I think more than anything, the industry needs to come together. I think that we need to work more as a team. I know we often hear comments like: “Oh, it’s tough out there. We’re going to see companies close.” Yes! Some companies do, indeed, shut their doors, and some manufacturers do merge. The bottom line is that manufacturers, suppliers and printers need to work together for our industry to flourish.

What trends are emerging in print that will influence the future of the printing industry?

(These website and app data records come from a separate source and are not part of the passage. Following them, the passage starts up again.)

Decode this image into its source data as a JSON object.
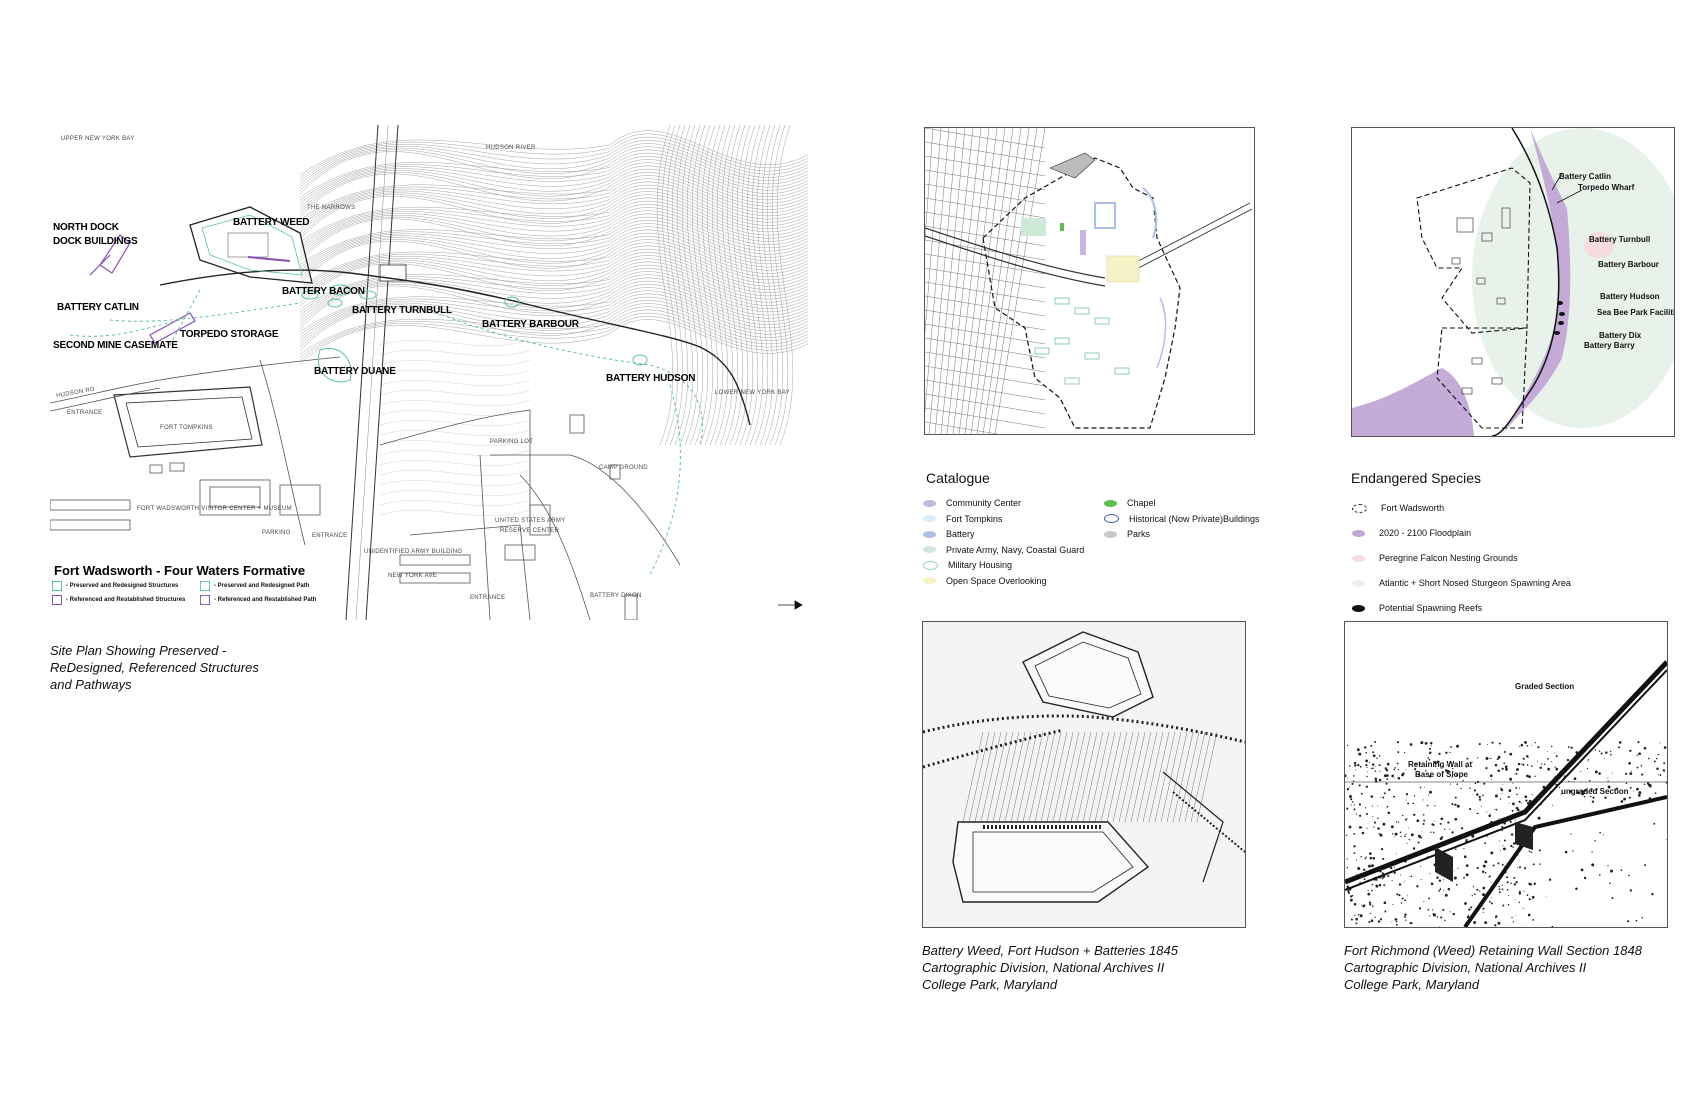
{
  "site_plan": {
    "title": "Fort Wadsworth - Four Waters Formative",
    "labels": {
      "north_dock": "NORTH DOCK",
      "dock_buildings": "DOCK BUILDINGS",
      "battery_weed": "BATTERY WEED",
      "battery_catlin": "BATTERY CATLIN",
      "battery_bacon": "BATTERY BACON",
      "battery_turnbull": "BATTERY TURNBULL",
      "battery_barbour": "BATTERY BARBOUR",
      "torpedo_storage": "TORPEDO STORAGE",
      "second_mine_casemate": "SECOND MINE CASEMATE",
      "battery_duane": "BATTERY DUANE",
      "battery_hudson": "BATTERY HUDSON"
    },
    "small_labels": {
      "upper_bay": "UPPER NEW YORK BAY",
      "hudson_river": "HUDSON RIVER",
      "the_narrows": "THE NARROWS",
      "lower_bay": "LOWER NEW YORK BAY",
      "hudson_rd": "HUDSON RD",
      "entrance_1": "ENTRANCE",
      "entrance_2": "ENTRANCE",
      "entrance_3": "ENTRANCE",
      "fort_tompkins": "FORT TOMPKINS",
      "parking_lot": "PARKING LOT",
      "camp_ground": "CAMP GROUND",
      "visitor_center": "FORT WADSWORTH VISITOR CENTER + MUSEUM",
      "parking": "PARKING",
      "unidentified_building": "UNIDENTIFIED ARMY BUILDING",
      "army_reserve_1": "UNITED STATES ARMY",
      "army_reserve_2": "RESERVE CENTER",
      "new_york_ave": "NEW YORK AVE",
      "battery_dixon": "BATTERY DIXON"
    },
    "legend": [
      {
        "label": "- Preserved and Redesigned Structures",
        "color": "#5fbfa0",
        "style": "solid"
      },
      {
        "label": "- Preserved and Redesigned Path",
        "color": "#5fbfa0",
        "style": "dashed"
      },
      {
        "label": "- Referenced and Restablished Structures",
        "color": "#8a4fb0",
        "style": "solid"
      },
      {
        "label": "- Referenced and Restablished Path",
        "color": "#8a4fb0",
        "style": "dashed"
      }
    ],
    "caption": [
      "Site Plan Showing Preserved -",
      "ReDesigned, Referenced Structures",
      "and Pathways"
    ]
  },
  "catalogue": {
    "title": "Catalogue",
    "items": [
      {
        "label": "Community Center",
        "color": "#c9b6dc"
      },
      {
        "label": "Fort Tompkins",
        "color": "#d7ecf8"
      },
      {
        "label": "Battery",
        "color": "#aebfe6"
      },
      {
        "label": "Private Army, Navy, Coastal Guard",
        "color": "#cfe9d9"
      },
      {
        "label": "Military Housing",
        "color": "#ffffff",
        "outline": "#8fcfad"
      },
      {
        "label": "Open Space Overlooking",
        "color": "#f7f3c8"
      },
      {
        "label": "Chapel",
        "color": "#5cbf4e"
      },
      {
        "label": "Historical (Now Private)Buildings",
        "color": "#ffffff",
        "outline": "#3a55b8"
      },
      {
        "label": "Parks",
        "color": "#c8c8c8"
      }
    ]
  },
  "species": {
    "title": "Endangered Species",
    "items": [
      {
        "label": "Fort Wadsworth",
        "color": "#ffffff",
        "outline": "#222222"
      },
      {
        "label": "2020 - 2100 Floodplain",
        "color": "#c2a6d6"
      },
      {
        "label": "Peregrine Falcon Nesting Grounds",
        "color": "#f6dce0"
      },
      {
        "label": "Atlantic + Short Nosed Sturgeon Spawning Area",
        "color": "#e8f1ea"
      },
      {
        "label": "Potential Spawning Reefs",
        "color": "#111111"
      }
    ],
    "map_labels": {
      "catlin": "Battery Catlin",
      "torpedo": "Torpedo Wharf",
      "turnbull": "Battery Turnbull",
      "barbour": "Battery Barbour",
      "hudson": "Battery Hudson",
      "seabee": "Sea Bee Park Facilities",
      "dix": "Battery Dix",
      "barry": "Battery Barry"
    }
  },
  "archive_1": {
    "caption": [
      "Battery Weed, Fort Hudson + Batteries 1845",
      "Cartographic Division, National Archives II",
      "College Park, Maryland"
    ]
  },
  "archive_2": {
    "labels": {
      "graded": "Graded Section",
      "retaining_1": "Retaining Wall at",
      "retaining_2": "Base of Slope",
      "ungraded": "ungraded Section"
    },
    "caption": [
      "Fort Richmond (Weed) Retaining Wall Section 1848",
      "Cartographic Division, National Archives II",
      "College Park, Maryland"
    ]
  }
}
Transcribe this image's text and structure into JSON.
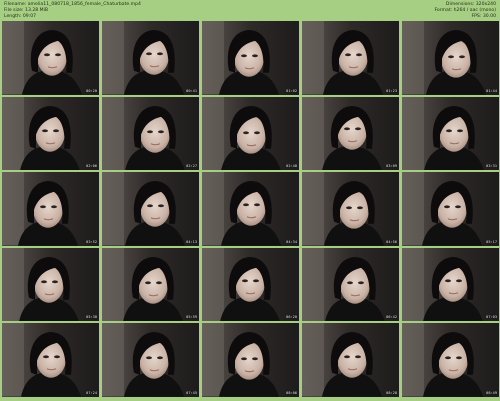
{
  "header": {
    "filename": "Filename: amelia11_080718_1856_female_Chaturbate.mp4",
    "filesize": "File size: 13.28 MiB",
    "length": "Length: 09:07",
    "dimensions": "Dimensions: 320x240",
    "format": "Format: h264 / aac (mono)",
    "fps": "FPS: 30.00"
  },
  "thumbnails": [
    {
      "time": "00:20"
    },
    {
      "time": "00:41"
    },
    {
      "time": "01:02"
    },
    {
      "time": "01:23"
    },
    {
      "time": "01:44"
    },
    {
      "time": "02:06"
    },
    {
      "time": "02:27"
    },
    {
      "time": "02:48"
    },
    {
      "time": "03:09"
    },
    {
      "time": "03:31"
    },
    {
      "time": "03:52"
    },
    {
      "time": "04:13"
    },
    {
      "time": "04:34"
    },
    {
      "time": "04:56"
    },
    {
      "time": "05:17"
    },
    {
      "time": "05:38"
    },
    {
      "time": "05:59"
    },
    {
      "time": "06:20"
    },
    {
      "time": "06:42"
    },
    {
      "time": "07:03"
    },
    {
      "time": "07:24"
    },
    {
      "time": "07:45"
    },
    {
      "time": "08:06"
    },
    {
      "time": "08:28"
    },
    {
      "time": "08:49"
    }
  ]
}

Like I said before, everything’s always evolving in this industry. So, when I think about trends and I think about print, I generally think about several areas – digital adoption, color management technology, workflow automation and robotics, print embellishments, targeted direct mail using variable data, and so on. All this technology will make the industry better, but printers and their staff must learn it, embrace it, and promote it to their own customers. We could talk about this forever, but if no one does anything about it, then where is our industry really going?

There are all kinds of solutions out there. Printers must take an objective look at their own company and explore what areas or operations could be improved. For example, just the other day I heard people talking about getting into the label-printing business. Yes, many label businesses are booming. What they didn’t discuss was that, if you open a label company today, you can’t get proper substrates because most already are allocated. So yes, the price of a digital label press has come down – but they didn’t consider the finishing, the rewinding, the diecutting or the embellishments.

Yes, the packaging industry is on fire. But are companies prepared to warehouse a million dollars’ worth of inventory? Because the packaging industry works quite differently in those specific markets. Entering new, lucrative markets can be very exciting, but at the end of the day, I’d really do my homework and have conversations with the people who can help ask the right questions and get the right answers.

There’s so much exceptional technology out there, but its success depends on three factors – what the customer wants, what a commercial printer needs and the future direction in which a company wants to go.

Which markets/verticals are growing their use of print and what is influencing that growth?

Well, we see a lot of large-format printing these days. Wayfinding and directional signage are on fire. Labels and print embellishments are on fire. At the end of the day, I think companies must look at where the opportunities lie, but be realistic about their equipment, budget and in-house capabilities. Each company must understand who its core customers are and what they want. If printers are going to look for new customers, they likely will have to learn and invest in new technology. They’re not just going to walk into a new market and hit the jackpot.

In terms of what’s influencing current growth in specific markets, I can’t really tell you, to be honest. All I know is the more we are bombarded by digital messages, the more we’ll see print cutting through the noise.

What are your predictions for the print industry in the next five to 10 years?

So where do I see the industry in five to 10 years? I don’t know. I don’t have a crystal ball. I do think print always is going to be around because there’ll always be a need for print. From the minute we wake up to the minute we go to bed, everywhere we look, there’s print.

If a company is lucky enough to be in this industry, keep an ear close to the ground. Be in constant communication with core customers. And understand what those customers are doing and why. That’s the best strategy, in my opinion.